The road to autonomous vehicles

Autonomous vehicles are generally defined as vehicles equipped with systems capable of automated driving without human input. They promise to reshape the way we transport people and goods, to make roads safer and reduce traffic congestion.

Autonomous vehicles are not currently specifically regulated in Spain, and testing levels of 3, 4 and 5 autonomous vehicles on public roads must be authorised by the government. In this regard, the DGT Instruction 15/V-113 dated 23 November 2015 sets out an authorisation regime for the testing of automated vehicles that incorporate automation levels 3 to 5 on public roads.

As part of its 2030 Road Safety Strategy, Spain aims to update its legislation and position itself as a hub for autonomous vehicles in Europe. In this context, the proposed bill will, in the form of a Royal Decree, set out Spain's first legal framework to regulate autonomous vehicles, laying down the conditions and requirements for the operation of such vehicles.

Proposed changes to legislation

The conventional public road traffic and safety is currently regulated under the Road Traffic and Vehicle Regulations in Spain. The proposed bill will amend each of these Regulations:

  1. The Spanish Road Traffic Regulation

The bill will amend the Road Traffic Regulation to set out the conditions and requirements for the operation of autonomous vehicles. The autonomous driving system will also be considered the “driver” of the vehicle when in autonomous driving mode.

Additionally, a new annex setting out the conditions for the operation of autonomous vehicles has been introduced. Accordingly, such vehicles will need to comply with a number of technical requirements, among other things, and obtain an administrative authorisation in accordance with the Spanish Vehicle Regulation (as further discussed below).

The annex also states that the Central Traffic Department will issue a Safe Driving Policy to set out the requirements for the use of autonomous vehicles on public roads.

       2. The Spanish Vehicle Regulation

The Spanish Vehicle Regulation will also be amended to set forth a number of requirements in relation to automated vehicles. These requirements include:
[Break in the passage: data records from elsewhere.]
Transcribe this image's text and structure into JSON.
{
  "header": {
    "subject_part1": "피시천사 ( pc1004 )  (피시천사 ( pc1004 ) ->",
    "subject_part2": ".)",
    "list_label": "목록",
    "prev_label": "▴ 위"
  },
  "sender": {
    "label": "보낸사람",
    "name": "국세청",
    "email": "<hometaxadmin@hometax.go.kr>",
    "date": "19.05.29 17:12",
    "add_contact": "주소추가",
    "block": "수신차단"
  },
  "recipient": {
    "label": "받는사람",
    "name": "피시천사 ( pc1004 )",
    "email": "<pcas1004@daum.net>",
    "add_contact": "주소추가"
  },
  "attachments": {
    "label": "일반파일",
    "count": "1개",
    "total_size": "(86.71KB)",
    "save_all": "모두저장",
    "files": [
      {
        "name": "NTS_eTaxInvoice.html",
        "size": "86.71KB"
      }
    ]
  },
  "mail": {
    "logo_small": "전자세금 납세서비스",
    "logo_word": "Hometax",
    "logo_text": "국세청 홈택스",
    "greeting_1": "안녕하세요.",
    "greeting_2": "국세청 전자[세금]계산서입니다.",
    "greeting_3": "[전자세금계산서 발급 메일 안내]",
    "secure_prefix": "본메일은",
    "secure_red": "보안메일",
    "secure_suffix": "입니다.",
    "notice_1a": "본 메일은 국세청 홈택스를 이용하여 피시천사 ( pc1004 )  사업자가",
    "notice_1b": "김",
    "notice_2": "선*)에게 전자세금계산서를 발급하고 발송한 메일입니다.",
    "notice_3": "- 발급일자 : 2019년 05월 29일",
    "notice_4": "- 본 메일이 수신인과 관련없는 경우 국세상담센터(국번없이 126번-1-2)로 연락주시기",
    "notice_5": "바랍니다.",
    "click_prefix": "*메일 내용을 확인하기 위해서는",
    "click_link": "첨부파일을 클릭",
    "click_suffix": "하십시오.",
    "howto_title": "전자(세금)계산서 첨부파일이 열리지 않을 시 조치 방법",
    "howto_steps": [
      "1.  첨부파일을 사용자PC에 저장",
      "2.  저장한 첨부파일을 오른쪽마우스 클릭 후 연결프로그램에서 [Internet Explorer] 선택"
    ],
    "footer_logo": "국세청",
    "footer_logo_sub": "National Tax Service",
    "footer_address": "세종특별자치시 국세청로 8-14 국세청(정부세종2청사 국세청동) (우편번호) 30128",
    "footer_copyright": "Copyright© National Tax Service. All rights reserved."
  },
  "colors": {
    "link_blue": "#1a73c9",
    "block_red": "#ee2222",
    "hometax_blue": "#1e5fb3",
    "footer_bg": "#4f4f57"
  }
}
  • the operation of autonomous vehicles will be subject to a driving permit issued by the Central Traffic Department and an administrative authorisation to assess the technical suitability of autonomous vehicles;
  • data relating to the capacities and characteristics of the automated driving system will need to be included in the public register of vehicles; 
  • autonomous vehicles will be required to meet a number of technical requirements, such as adhering to traffic rules and having an accident prevention system; and
  • new functionalities implemented in the automated system will need to be reported to the authority within 48 hours.
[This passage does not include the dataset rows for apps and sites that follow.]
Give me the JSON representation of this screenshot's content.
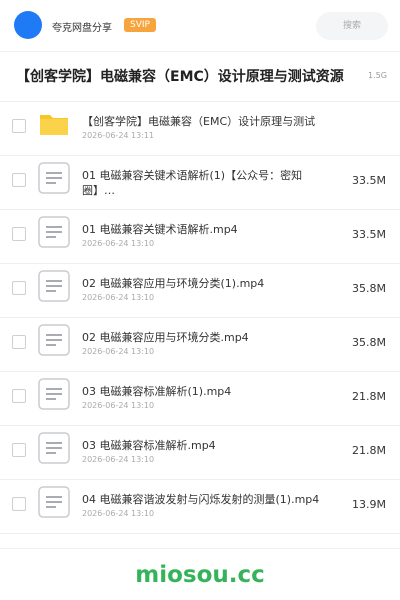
{
  "header": {
    "username": "夸克网盘分享",
    "badge": "SVIP",
    "search_placeholder": "搜索"
  },
  "folder_title": "【创客学院】电磁兼容（EMC）设计原理与测试资源",
  "total_size": "1.5G",
  "items": [
    {
      "type": "folder",
      "name": "【创客学院】电磁兼容（EMC）设计原理与测试",
      "date": "2026-06-24 13:11",
      "size": ""
    },
    {
      "type": "file",
      "name": "01 电磁兼容关键术语解析(1)【公众号：密知圈】…",
      "date": "",
      "size": "33.5M"
    },
    {
      "type": "file",
      "name": "01 电磁兼容关键术语解析.mp4",
      "date": "2026-06-24 13:10",
      "size": "33.5M"
    },
    {
      "type": "file",
      "name": "02 电磁兼容应用与环境分类(1).mp4",
      "date": "2026-06-24 13:10",
      "size": "35.8M"
    },
    {
      "type": "file",
      "name": "02 电磁兼容应用与环境分类.mp4",
      "date": "2026-06-24 13:10",
      "size": "35.8M"
    },
    {
      "type": "file",
      "name": "03 电磁兼容标准解析(1).mp4",
      "date": "2026-06-24 13:10",
      "size": "21.8M"
    },
    {
      "type": "file",
      "name": "03 电磁兼容标准解析.mp4",
      "date": "2026-06-24 13:10",
      "size": "21.8M"
    },
    {
      "type": "file",
      "name": "04 电磁兼容谐波发射与闪烁发射的测量(1).mp4",
      "date": "2026-06-24 13:10",
      "size": "13.9M"
    }
  ],
  "watermark": "miosou.cc",
  "colors": {
    "accent": "#1e7af5",
    "badge": "#f7a43d",
    "folder": "#f9c529",
    "watermark": "#35b35a"
  },
  "icons": {
    "folder": "folder-icon",
    "file": "file-doc-icon"
  }
}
Navigating the future of autonomous vehicles

The draft bill will be open for public consultation until 15 April 2024. The DGT anticipates the approval of the bill in 2024.

The proposed Spanish Royal Decree comes at a moment when the EU has been adopting other laws that will have a significant impact on the automotive sector. For example, the upcoming EU AI Act will regulate the use of AI systems, which are crucial for sensing, decision-making and predictive modelling in autonomous vehicles.

Similarly, the Data Act, which entered into force last month, governs how data generated by connected vehicles is shared between drivers and carmakers. Such data may also be used to improve road safety and traffic management as well as enable sustainable innovation.

Autonomous vehicles are a reality and have the potential to transform mobility and safety, making our cities more efficient and sustainable. However, updating existing road safety laws to regulate autonomous vehicles is a complex task. Accordingly, Spain will need to ensure that its proposed legal framework to govern autonomous vehicles is not only innovative but also ensures public safety and addresses liability issues in a satisfactory manner.